[DATA FOR THIS TASK Boundary: Start]
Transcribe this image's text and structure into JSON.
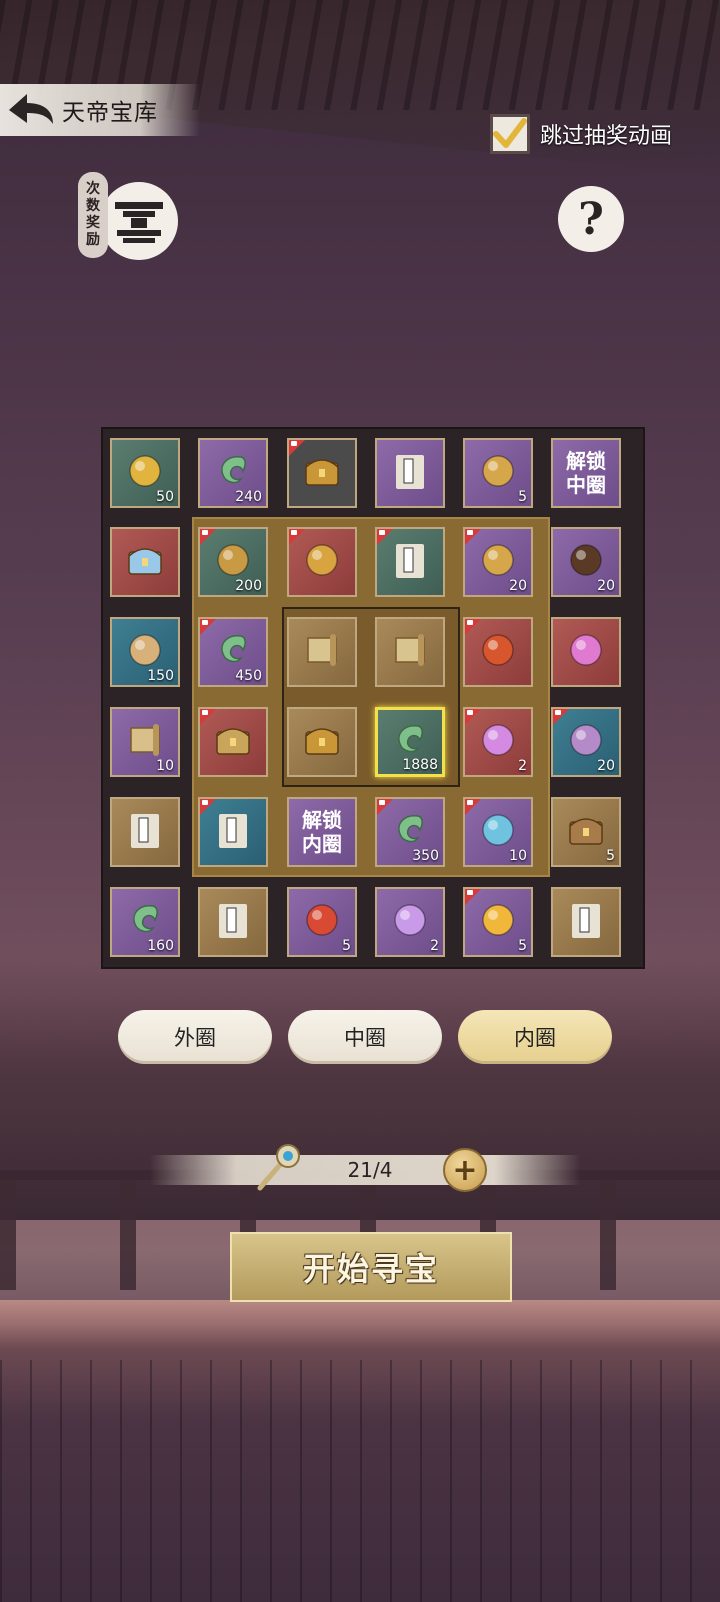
{
  "header": {
    "title": "天帝宝库",
    "skip_label": "跳过抽奖动画",
    "skip_checked": true,
    "count_reward_tag": [
      "次",
      "数",
      "奖",
      "励"
    ],
    "help_symbol": "?"
  },
  "board": {
    "outer": [
      {
        "pos": 0,
        "icon": "gold-beans-icon",
        "color": "green",
        "count": "50",
        "locked": false
      },
      {
        "pos": 1,
        "icon": "jade-pendant-icon",
        "color": "purple",
        "count": "240",
        "locked": false
      },
      {
        "pos": 2,
        "icon": "treasure-chest-icon",
        "color": "dark",
        "count": "",
        "locked": true
      },
      {
        "pos": 3,
        "icon": "book-icon",
        "color": "purple",
        "count": "",
        "locked": false
      },
      {
        "pos": 4,
        "icon": "amulet-icon",
        "color": "purple",
        "count": "5",
        "locked": false
      },
      {
        "pos": 5,
        "icon": "",
        "color": "purple",
        "count": "",
        "locked": false,
        "unlock": "解锁\n中圈"
      },
      {
        "pos": 6,
        "icon": "magic-chest-icon",
        "color": "red",
        "count": "",
        "locked": false
      },
      {
        "pos": 7,
        "icon": "seeds-icon",
        "color": "purple",
        "count": "20",
        "locked": false
      },
      {
        "pos": 8,
        "icon": "ore-icon",
        "color": "blue",
        "count": "150",
        "locked": false
      },
      {
        "pos": 9,
        "icon": "flower-lantern-icon",
        "color": "red",
        "count": "",
        "locked": false
      },
      {
        "pos": 10,
        "icon": "bamboo-scroll-icon",
        "color": "purple",
        "count": "10",
        "locked": false
      },
      {
        "pos": 11,
        "icon": "crystal-ball-icon",
        "color": "blue",
        "count": "20",
        "locked": true
      },
      {
        "pos": 12,
        "icon": "book-icon",
        "color": "gold",
        "count": "",
        "locked": false
      },
      {
        "pos": 13,
        "icon": "wooden-chest-icon",
        "color": "gold",
        "count": "5",
        "locked": false
      },
      {
        "pos": 14,
        "icon": "jade-pendant-icon",
        "color": "purple",
        "count": "160",
        "locked": false
      },
      {
        "pos": 15,
        "icon": "book-icon",
        "color": "gold",
        "count": "",
        "locked": false
      },
      {
        "pos": 16,
        "icon": "red-orb-icon",
        "color": "purple",
        "count": "5",
        "locked": false
      },
      {
        "pos": 17,
        "icon": "butterfly-icon",
        "color": "purple",
        "count": "2",
        "locked": false
      },
      {
        "pos": 18,
        "icon": "golden-flame-icon",
        "color": "purple",
        "count": "5",
        "locked": true
      },
      {
        "pos": 19,
        "icon": "book-icon",
        "color": "gold",
        "count": "",
        "locked": false
      }
    ],
    "middle": [
      {
        "pos": 0,
        "icon": "hourglass-icon",
        "color": "green",
        "count": "200",
        "locked": true
      },
      {
        "pos": 1,
        "icon": "golden-beast-icon",
        "color": "red",
        "count": "",
        "locked": true
      },
      {
        "pos": 2,
        "icon": "book-icon",
        "color": "green",
        "count": "",
        "locked": true
      },
      {
        "pos": 3,
        "icon": "amulet-icon",
        "color": "purple",
        "count": "20",
        "locked": true
      },
      {
        "pos": 4,
        "icon": "jade-pendant-icon",
        "color": "purple",
        "count": "450",
        "locked": true
      },
      {
        "pos": 5,
        "icon": "red-lantern-icon",
        "color": "red",
        "count": "",
        "locked": true
      },
      {
        "pos": 6,
        "icon": "ornate-chest-icon",
        "color": "red",
        "count": "",
        "locked": true
      },
      {
        "pos": 7,
        "icon": "lotus-icon",
        "color": "red",
        "count": "2",
        "locked": true
      },
      {
        "pos": 8,
        "icon": "book-icon",
        "color": "blue",
        "count": "",
        "locked": true
      },
      {
        "pos": 9,
        "icon": "",
        "color": "purple",
        "count": "",
        "locked": false,
        "unlock": "解锁\n内圈"
      },
      {
        "pos": 10,
        "icon": "jade-pendant-icon",
        "color": "purple",
        "count": "350",
        "locked": true
      },
      {
        "pos": 11,
        "icon": "water-swirl-icon",
        "color": "purple",
        "count": "10",
        "locked": true
      }
    ],
    "inner": [
      {
        "pos": 0,
        "icon": "scroll-map-icon",
        "color": "gold",
        "count": "",
        "locked": false
      },
      {
        "pos": 1,
        "icon": "scroll-map-icon",
        "color": "gold",
        "count": "",
        "locked": false
      },
      {
        "pos": 2,
        "icon": "treasure-chest-icon",
        "color": "gold",
        "count": "",
        "locked": false
      },
      {
        "pos": 3,
        "icon": "jade-pendant-icon",
        "color": "green",
        "count": "1888",
        "locked": false,
        "selected": true
      }
    ]
  },
  "tabs": [
    {
      "label": "外圈",
      "active": false
    },
    {
      "label": "中圈",
      "active": false
    },
    {
      "label": "内圈",
      "active": true
    }
  ],
  "keys": {
    "count": "21/4",
    "plus": "+"
  },
  "start_button": "开始寻宝",
  "colors": {
    "purple": "#7a5a98",
    "green": "#4e6f63",
    "blue": "#347083",
    "red": "#a04b4a",
    "gold": "#987a4c",
    "select": "#f4e04a"
  }
}
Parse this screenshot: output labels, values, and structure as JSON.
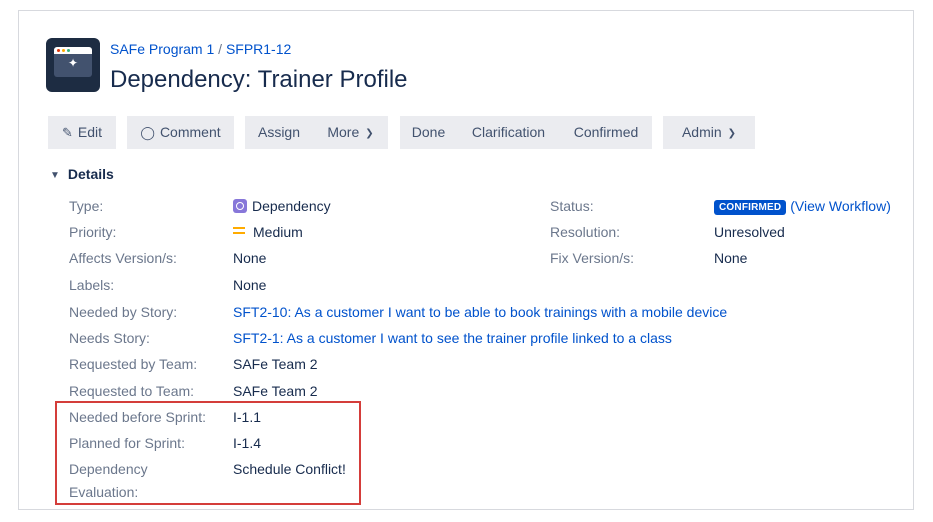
{
  "header": {
    "project_name": "SAFe Program 1",
    "separator": "/",
    "issue_key": "SFPR1-12",
    "title": "Dependency: Trainer Profile"
  },
  "toolbar": {
    "edit_label": "Edit",
    "comment_label": "Comment",
    "assign_label": "Assign",
    "more_label": "More",
    "done_label": "Done",
    "clarification_label": "Clarification",
    "confirmed_label": "Confirmed",
    "admin_label": "Admin"
  },
  "details": {
    "section_label": "Details",
    "type": {
      "label": "Type:",
      "value": "Dependency"
    },
    "priority": {
      "label": "Priority:",
      "value": "Medium"
    },
    "affects_version": {
      "label": "Affects Version/s:",
      "value": "None"
    },
    "labels": {
      "label": "Labels:",
      "value": "None"
    },
    "needed_by_story": {
      "label": "Needed by Story:",
      "value": "SFT2-10: As a customer I want to be able to book trainings with a mobile device"
    },
    "needs_story": {
      "label": "Needs Story:",
      "value": "SFT2-1: As a customer I want to see the trainer profile linked to a class"
    },
    "requested_by_team": {
      "label": "Requested by Team:",
      "value": "SAFe Team 2"
    },
    "requested_to_team": {
      "label": "Requested to Team:",
      "value": "SAFe Team 2"
    },
    "needed_before_sprint": {
      "label": "Needed before Sprint:",
      "value": "I-1.1"
    },
    "planned_for_sprint": {
      "label": "Planned for Sprint:",
      "value": "I-1.4"
    },
    "dependency_evaluation": {
      "label_line1": "Dependency",
      "label_line2": "Evaluation:",
      "value": "Schedule Conflict!"
    },
    "status": {
      "label": "Status:",
      "value": "CONFIRMED",
      "workflow_link": "(View Workflow)"
    },
    "resolution": {
      "label": "Resolution:",
      "value": "Unresolved"
    },
    "fix_version": {
      "label": "Fix Version/s:",
      "value": "None"
    }
  },
  "icons": {
    "project_avatar": "project-avatar-icon",
    "edit": "pencil-icon",
    "comment": "comment-icon",
    "dropdown": "chevron-down-icon",
    "section_toggle": "caret-down-icon",
    "issue_type": "dependency-type-icon",
    "priority": "priority-medium-icon"
  },
  "colors": {
    "link": "#0052cc",
    "status_lozenge": "#0052cc",
    "priority_medium": "#ffab00",
    "issue_type": "#8777d9",
    "highlight_border": "#d43d3a"
  }
}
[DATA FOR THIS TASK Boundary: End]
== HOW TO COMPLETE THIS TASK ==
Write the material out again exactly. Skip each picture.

== RESULT BELOW ==
Transcribe this image's text and structure into JSON.
{
  "header": {
    "title": "天帝宝库",
    "skip_label": "跳过抽奖动画",
    "skip_checked": true,
    "count_reward_tag": [
      "次",
      "数",
      "奖",
      "励"
    ],
    "help_symbol": "?"
  },
  "board": {
    "outer": [
      {
        "pos": 0,
        "icon": "gold-beans-icon",
        "color": "green",
        "count": "50",
        "locked": false
      },
      {
        "pos": 1,
        "icon": "jade-pendant-icon",
        "color": "purple",
        "count": "240",
        "locked": false
      },
      {
        "pos": 2,
        "icon": "treasure-chest-icon",
        "color": "dark",
        "count": "",
        "locked": true
      },
      {
        "pos": 3,
        "icon": "book-icon",
        "color": "purple",
        "count": "",
        "locked": false
      },
      {
        "pos": 4,
        "icon": "amulet-icon",
        "color": "purple",
        "count": "5",
        "locked": false
      },
      {
        "pos": 5,
        "icon": "",
        "color": "purple",
        "count": "",
        "locked": false,
        "unlock": "解锁\n中圈"
      },
      {
        "pos": 6,
        "icon": "magic-chest-icon",
        "color": "red",
        "count": "",
        "locked": false
      },
      {
        "pos": 7,
        "icon": "seeds-icon",
        "color": "purple",
        "count": "20",
        "locked": false
      },
      {
        "pos": 8,
        "icon": "ore-icon",
        "color": "blue",
        "count": "150",
        "locked": false
      },
      {
        "pos": 9,
        "icon": "flower-lantern-icon",
        "color": "red",
        "count": "",
        "locked": false
      },
      {
        "pos": 10,
        "icon": "bamboo-scroll-icon",
        "color": "purple",
        "count": "10",
        "locked": false
      },
      {
        "pos": 11,
        "icon": "crystal-ball-icon",
        "color": "blue",
        "count": "20",
        "locked": true
      },
      {
        "pos": 12,
        "icon": "book-icon",
        "color": "gold",
        "count": "",
        "locked": false
      },
      {
        "pos": 13,
        "icon": "wooden-chest-icon",
        "color": "gold",
        "count": "5",
        "locked": false
      },
      {
        "pos": 14,
        "icon": "jade-pendant-icon",
        "color": "purple",
        "count": "160",
        "locked": false
      },
      {
        "pos": 15,
        "icon": "book-icon",
        "color": "gold",
        "count": "",
        "locked": false
      },
      {
        "pos": 16,
        "icon": "red-orb-icon",
        "color": "purple",
        "count": "5",
        "locked": false
      },
      {
        "pos": 17,
        "icon": "butterfly-icon",
        "color": "purple",
        "count": "2",
        "locked": false
      },
      {
        "pos": 18,
        "icon": "golden-flame-icon",
        "color": "purple",
        "count": "5",
        "locked": true
      },
      {
        "pos": 19,
        "icon": "book-icon",
        "color": "gold",
        "count": "",
        "locked": false
      }
    ],
    "middle": [
      {
        "pos": 0,
        "icon": "hourglass-icon",
        "color": "green",
        "count": "200",
        "locked": true
      },
      {
        "pos": 1,
        "icon": "golden-beast-icon",
        "color": "red",
        "count": "",
        "locked": true
      },
      {
        "pos": 2,
        "icon": "book-icon",
        "color": "green",
        "count": "",
        "locked": true
      },
      {
        "pos": 3,
        "icon": "amulet-icon",
        "color": "purple",
        "count": "20",
        "locked": true
      },
      {
        "pos": 4,
        "icon": "jade-pendant-icon",
        "color": "purple",
        "count": "450",
        "locked": true
      },
      {
        "pos": 5,
        "icon": "red-lantern-icon",
        "color": "red",
        "count": "",
        "locked": true
      },
      {
        "pos": 6,
        "icon": "ornate-chest-icon",
        "color": "red",
        "count": "",
        "locked": true
      },
      {
        "pos": 7,
        "icon": "lotus-icon",
        "color": "red",
        "count": "2",
        "locked": true
      },
      {
        "pos": 8,
        "icon": "book-icon",
        "color": "blue",
        "count": "",
        "locked": true
      },
      {
        "pos": 9,
        "icon": "",
        "color": "purple",
        "count": "",
        "locked": false,
        "unlock": "解锁\n内圈"
      },
      {
        "pos": 10,
        "icon": "jade-pendant-icon",
        "color": "purple",
        "count": "350",
        "locked": true
      },
      {
        "pos": 11,
        "icon": "water-swirl-icon",
        "color": "purple",
        "count": "10",
        "locked": true
      }
    ],
    "inner": [
      {
        "pos": 0,
        "icon": "scroll-map-icon",
        "color": "gold",
        "count": "",
        "locked": false
      },
      {
        "pos": 1,
        "icon": "scroll-map-icon",
        "color": "gold",
        "count": "",
        "locked": false
      },
      {
        "pos": 2,
        "icon": "treasure-chest-icon",
        "color": "gold",
        "count": "",
        "locked": false
      },
      {
        "pos": 3,
        "icon": "jade-pendant-icon",
        "color": "green",
        "count": "1888",
        "locked": false,
        "selected": true
      }
    ]
  },
  "tabs": [
    {
      "label": "外圈",
      "active": false
    },
    {
      "label": "中圈",
      "active": false
    },
    {
      "label": "内圈",
      "active": true
    }
  ],
  "keys": {
    "count": "21/4",
    "plus": "+"
  },
  "start_button": "开始寻宝",
  "colors": {
    "purple": "#7a5a98",
    "green": "#4e6f63",
    "blue": "#347083",
    "red": "#a04b4a",
    "gold": "#987a4c",
    "select": "#f4e04a"
  }
}
Parse this screenshot: output labels, values, and structure as JSON.
{
  "header": {
    "project_name": "SAFe Program 1",
    "separator": "/",
    "issue_key": "SFPR1-12",
    "title": "Dependency: Trainer Profile"
  },
  "toolbar": {
    "edit_label": "Edit",
    "comment_label": "Comment",
    "assign_label": "Assign",
    "more_label": "More",
    "done_label": "Done",
    "clarification_label": "Clarification",
    "confirmed_label": "Confirmed",
    "admin_label": "Admin"
  },
  "details": {
    "section_label": "Details",
    "type": {
      "label": "Type:",
      "value": "Dependency"
    },
    "priority": {
      "label": "Priority:",
      "value": "Medium"
    },
    "affects_version": {
      "label": "Affects Version/s:",
      "value": "None"
    },
    "labels": {
      "label": "Labels:",
      "value": "None"
    },
    "needed_by_story": {
      "label": "Needed by Story:",
      "value": "SFT2-10: As a customer I want to be able to book trainings with a mobile device"
    },
    "needs_story": {
      "label": "Needs Story:",
      "value": "SFT2-1: As a customer I want to see the trainer profile linked to a class"
    },
    "requested_by_team": {
      "label": "Requested by Team:",
      "value": "SAFe Team 2"
    },
    "requested_to_team": {
      "label": "Requested to Team:",
      "value": "SAFe Team 2"
    },
    "needed_before_sprint": {
      "label": "Needed before Sprint:",
      "value": "I-1.1"
    },
    "planned_for_sprint": {
      "label": "Planned for Sprint:",
      "value": "I-1.4"
    },
    "dependency_evaluation": {
      "label_line1": "Dependency",
      "label_line2": "Evaluation:",
      "value": "Schedule Conflict!"
    },
    "status": {
      "label": "Status:",
      "value": "CONFIRMED",
      "workflow_link": "(View Workflow)"
    },
    "resolution": {
      "label": "Resolution:",
      "value": "Unresolved"
    },
    "fix_version": {
      "label": "Fix Version/s:",
      "value": "None"
    }
  },
  "icons": {
    "project_avatar": "project-avatar-icon",
    "edit": "pencil-icon",
    "comment": "comment-icon",
    "dropdown": "chevron-down-icon",
    "section_toggle": "caret-down-icon",
    "issue_type": "dependency-type-icon",
    "priority": "priority-medium-icon"
  },
  "colors": {
    "link": "#0052cc",
    "status_lozenge": "#0052cc",
    "priority_medium": "#ffab00",
    "issue_type": "#8777d9",
    "highlight_border": "#d43d3a"
  }
}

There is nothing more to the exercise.